their target and fired, missing their target completely. The second
interceptor unlea shed a salvo that passed just below the drone.
Rockets blazed through the sky and then plunged earthward to spark
brush fires seven miles north of Castaic. They decimated 150 acres
above the old Ridge Route near Bouquet Canyon.
A second salvo from the two jets also missed the drone, raining
rockets near the town of Newhall. One bounced across the ground,
leaving a string of fires in its wake between the Oak of the Golden
Dream Park and the Placerita Canyon oilfield. The fires ignited
several oil sumps and burned 100 acres of brush. For a while the
blazes raged out of control, threatening the nearby Bermite Powder
Company explosives plant. The rockets also ignited a fire in the
vicinity of Soledad Canyon, west of Mt. Gleason, burning over 350
acres of heavy brush.
Meanwhile, the errant drone meandered north toward Palmdale. The
Scorpion crews readjusted their intervalometers and each fired a final
salvo, expending their remaining rockets. Again, the obsolete,
unpiloted, unguided, unarmed, propeller-driven drone evaded the
state-of-the-art jet interceptors. In all, the jet crews fired 208
rockets without scoring a single hit.
The afternoon calm was shattered as Mighty Mouse rockets fell on
downtown Palmdale. Edna Carlson was at home with her six-year-old son
William when a chunk of shrapnel burst through her front window,
bounced off the ceiling, pierced a wall, and finally came to rest in a
pantry cupboard. Another fragment passed through J. R. Hingle's garage
and home, nearly hitting Mrs. Lilly Willingham as she sat on the
couch. A Leona Valley teenager, Larry Kempton, was driving west on
Palmdale Boulevard with his mother in the passenger seat when a rocket

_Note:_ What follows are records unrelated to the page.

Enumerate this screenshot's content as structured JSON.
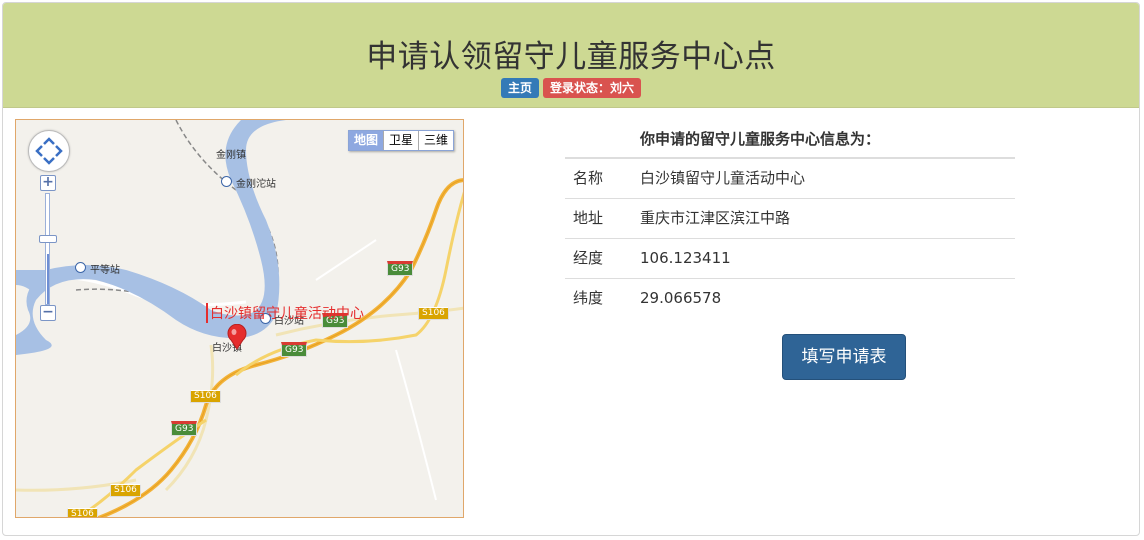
{
  "header": {
    "title": "申请认领留守儿童服务中心点",
    "home_badge": "主页",
    "login_badge": "登录状态：刘六"
  },
  "map": {
    "type_buttons": [
      "地图",
      "卫星",
      "三维"
    ],
    "active_type": "地图",
    "zoom_in": "+",
    "zoom_out": "−",
    "marker_label": "白沙镇留守儿童活动中心",
    "place_labels": {
      "jingang_town": "金刚镇",
      "jingang_station": "金刚沱站",
      "pingdeng_station": "平等站",
      "baisha_station": "白沙站",
      "baisha_town": "白沙镇"
    },
    "road_shields": [
      "G93",
      "G93",
      "G93",
      "G93",
      "S106",
      "S106",
      "S106",
      "S106"
    ]
  },
  "info": {
    "heading": "你申请的留守儿童服务中心信息为：",
    "rows": [
      {
        "label": "名称",
        "value": "白沙镇留守儿童活动中心"
      },
      {
        "label": "地址",
        "value": "重庆市江津区滨江中路"
      },
      {
        "label": "经度",
        "value": "106.123411"
      },
      {
        "label": "纬度",
        "value": "29.066578"
      }
    ]
  },
  "apply_button": "填写申请表",
  "colors": {
    "header_bg": "#cdd993",
    "badge_blue": "#337ab7",
    "badge_red": "#d9534f",
    "button_bg": "#2f6496",
    "river": "#a7c0e4",
    "marker": "#e52d2d"
  }
}
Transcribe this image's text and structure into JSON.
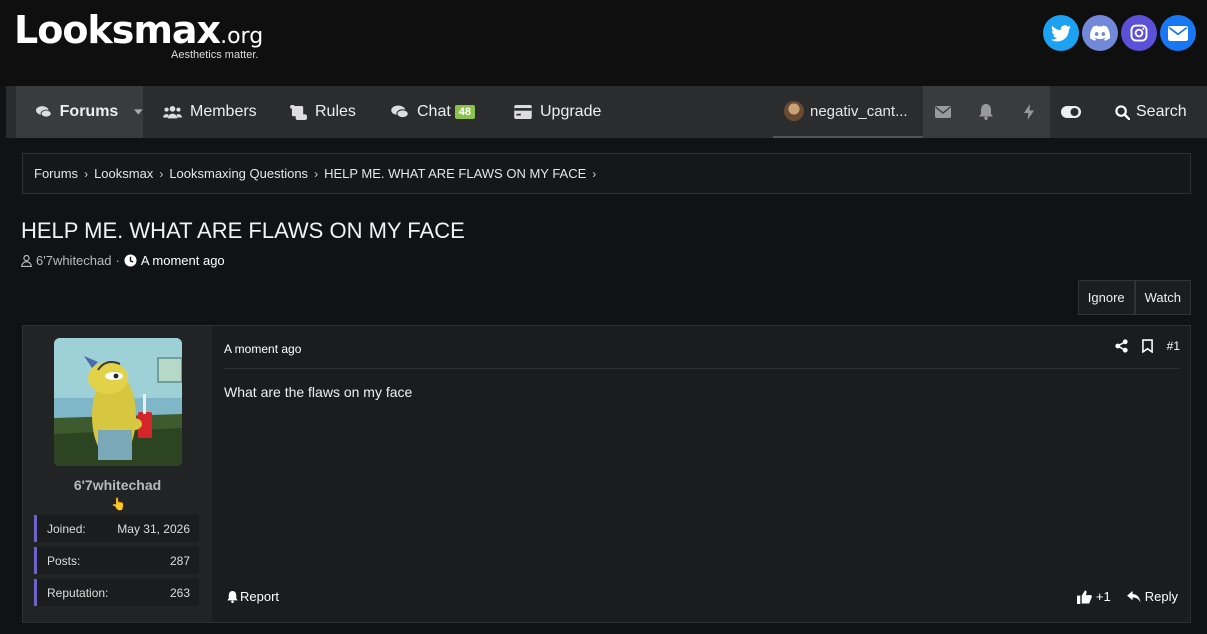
{
  "header": {
    "logo_main": "Looksmax",
    "logo_tld": ".org",
    "tagline": "Aesthetics matter.",
    "socials": [
      {
        "name": "twitter",
        "color": "#1da1f2"
      },
      {
        "name": "discord",
        "color": "#7289da"
      },
      {
        "name": "instagram",
        "color": "#5b51d8"
      },
      {
        "name": "email",
        "color": "#1877f2"
      }
    ]
  },
  "nav": {
    "forums": "Forums",
    "members": "Members",
    "rules": "Rules",
    "chat": "Chat",
    "chat_count": "48",
    "upgrade": "Upgrade",
    "username": "negativ_cant...",
    "search": "Search"
  },
  "breadcrumb": [
    "Forums",
    "Looksmax",
    "Looksmaxing Questions",
    "HELP ME. WHAT ARE FLAWS ON MY FACE"
  ],
  "thread": {
    "title": "HELP ME. WHAT ARE FLAWS ON MY FACE",
    "author": "6'7whitechad",
    "time": "A moment ago",
    "buttons": {
      "ignore": "Ignore",
      "watch": "Watch"
    }
  },
  "post": {
    "username": "6'7whitechad",
    "emoji": "👆",
    "stats": [
      {
        "label": "Joined:",
        "value": "May 31, 2026"
      },
      {
        "label": "Posts:",
        "value": "287"
      },
      {
        "label": "Reputation:",
        "value": "263"
      }
    ],
    "time": "A moment ago",
    "number": "#1",
    "body": "What are the flaws on my face",
    "report": "Report",
    "like": "+1",
    "reply": "Reply"
  }
}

exploded on the street in front of him. Fragments blew out his left
front tire, and put numerous holes in the radiator, hood, windshield,

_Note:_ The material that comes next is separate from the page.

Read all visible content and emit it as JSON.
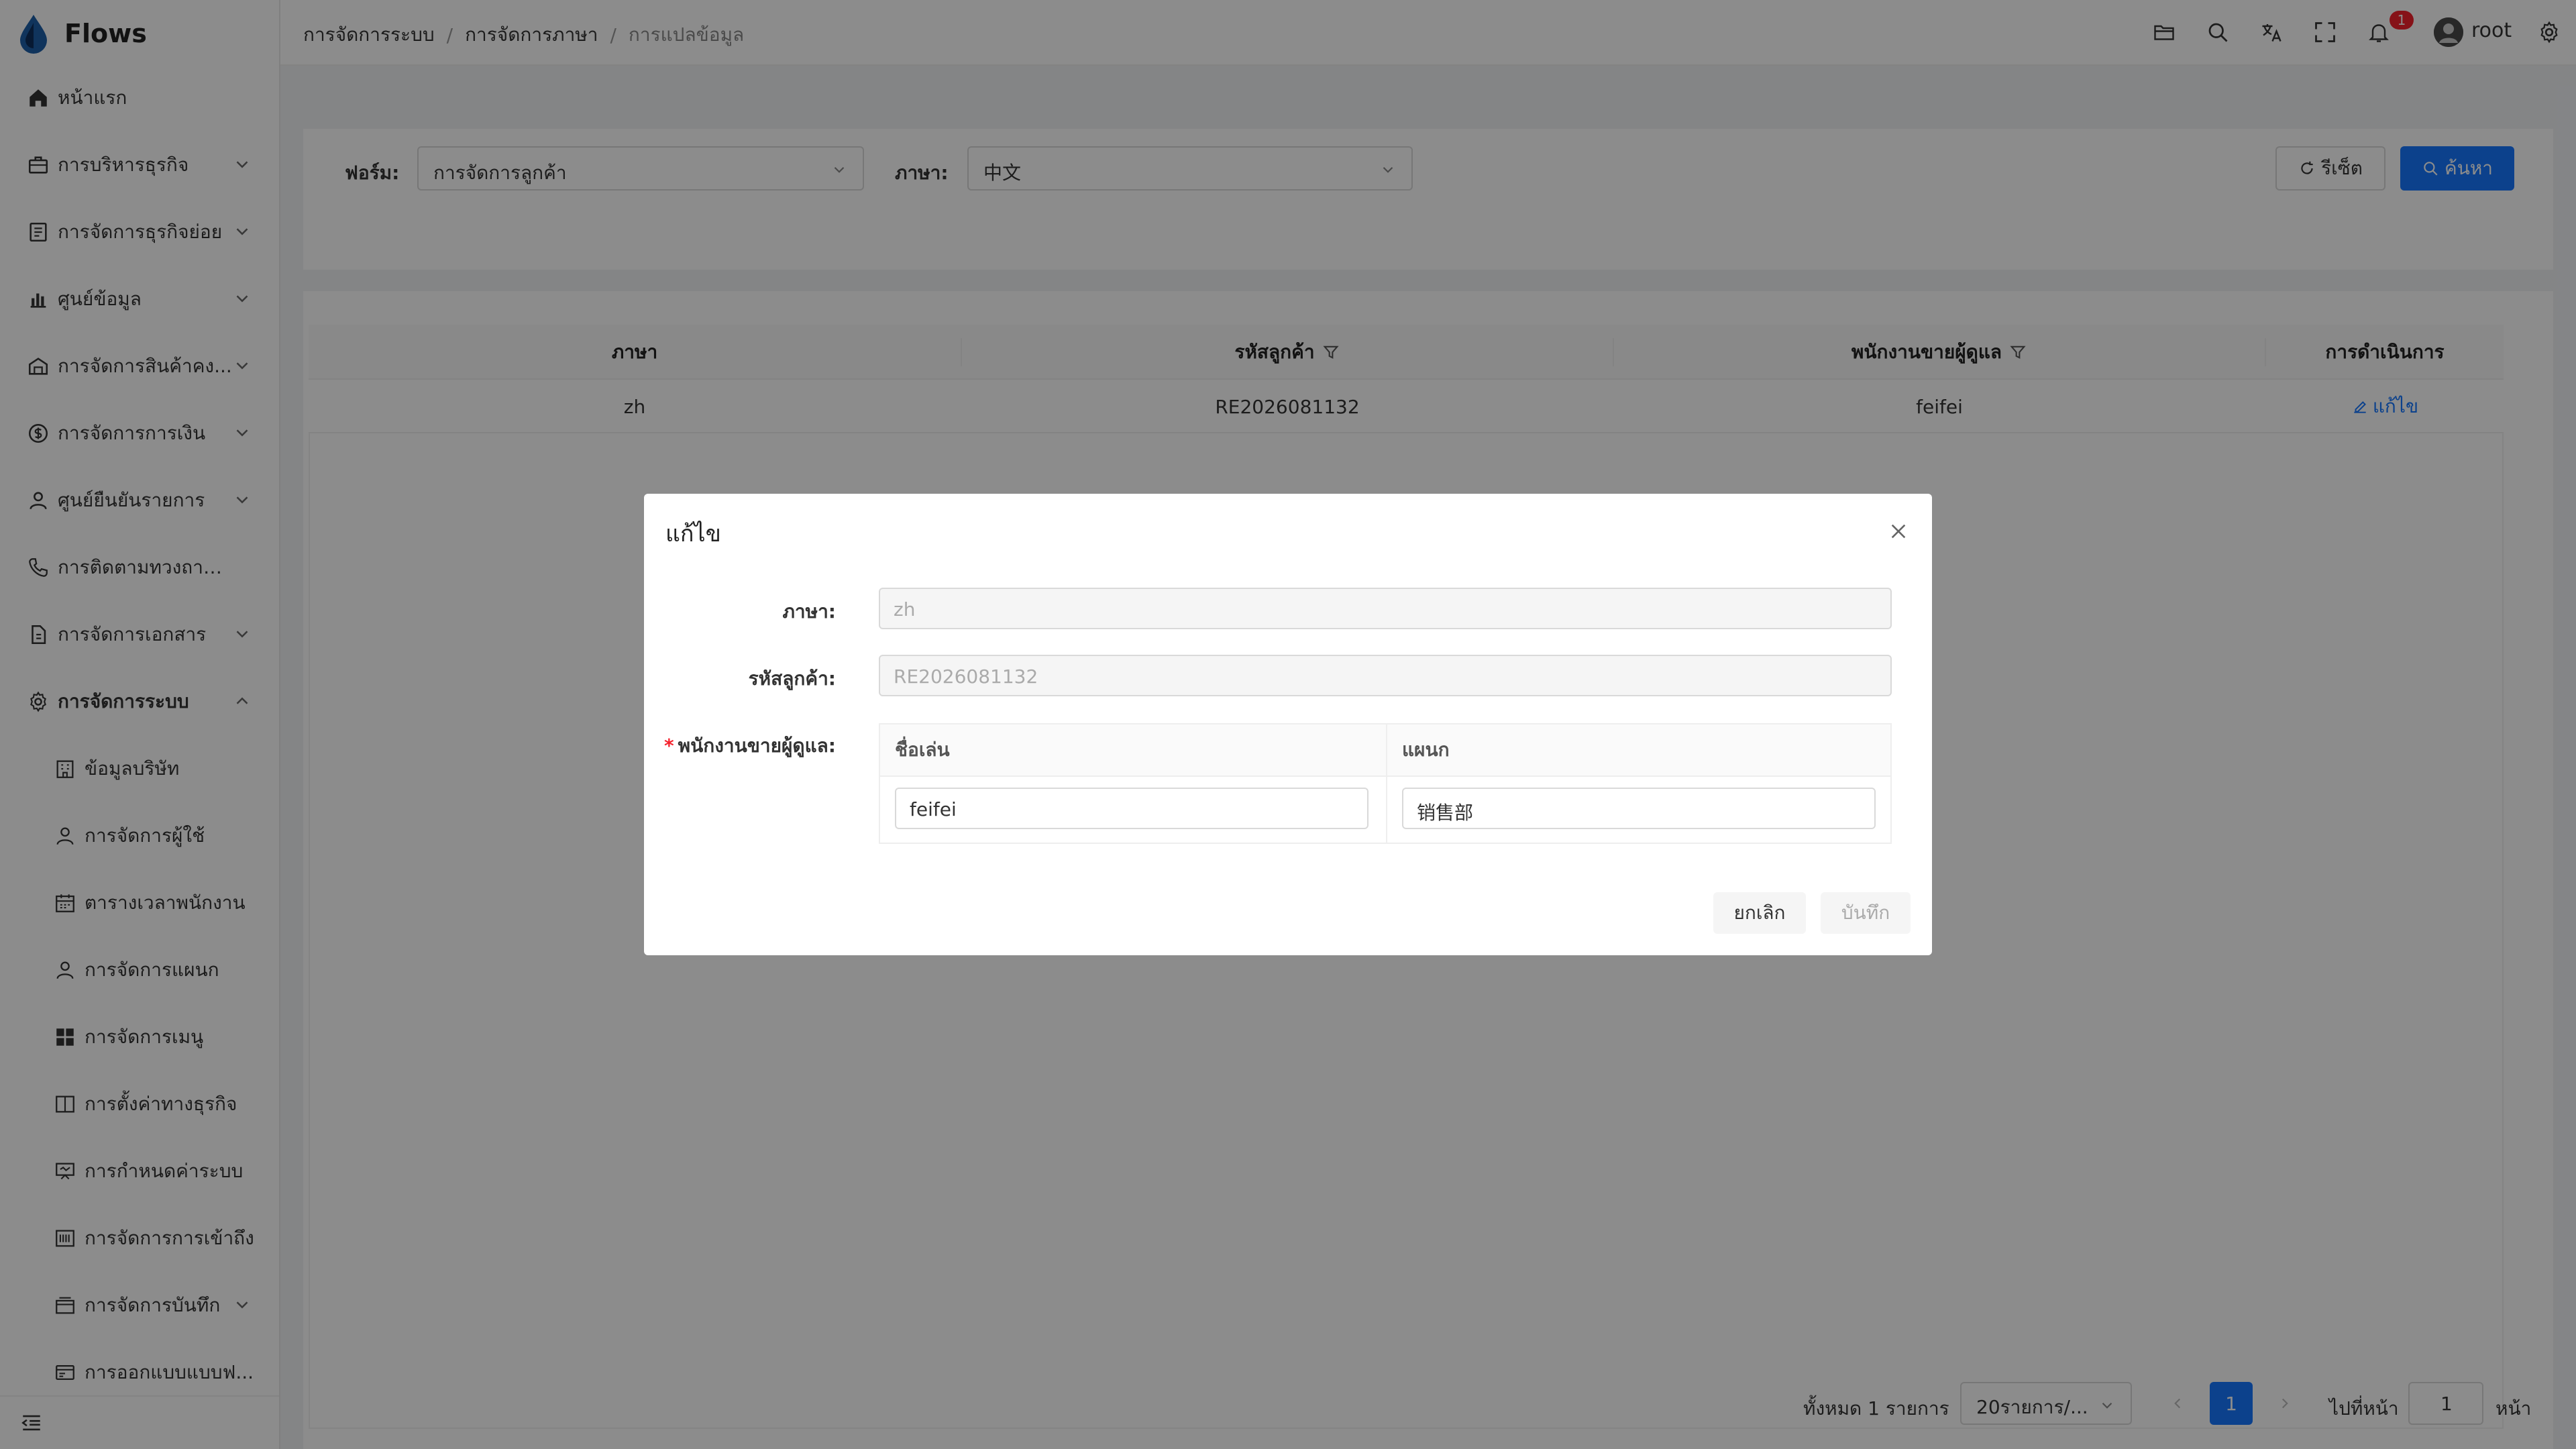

and even the firewall. Miraculously, no one was injured by any of the
falling rockets. Explosive Ordn ance Disposal teams later recovered 13
duds in the vicinity of Palmdale. It took 500 firefighters two days to
bring the brushfires under control.
Oblivious to the destruction in its wake, the drone passed over the
town. Its engine sputtered and died as the fuel supply dwindled. The
red Hellcat descended in a loose spiral toward an unpopulated patch of
desert eight miles east of Palmdale Airport. Just before impact, the
drone sliced through a set of three Southern California Edison power
lines along an unpaved section of Avenue P. The camera pod on the
airplane's right wingtip dug into the sand while the Hellcat
cart-wheeled and disintegrated. There was no fire.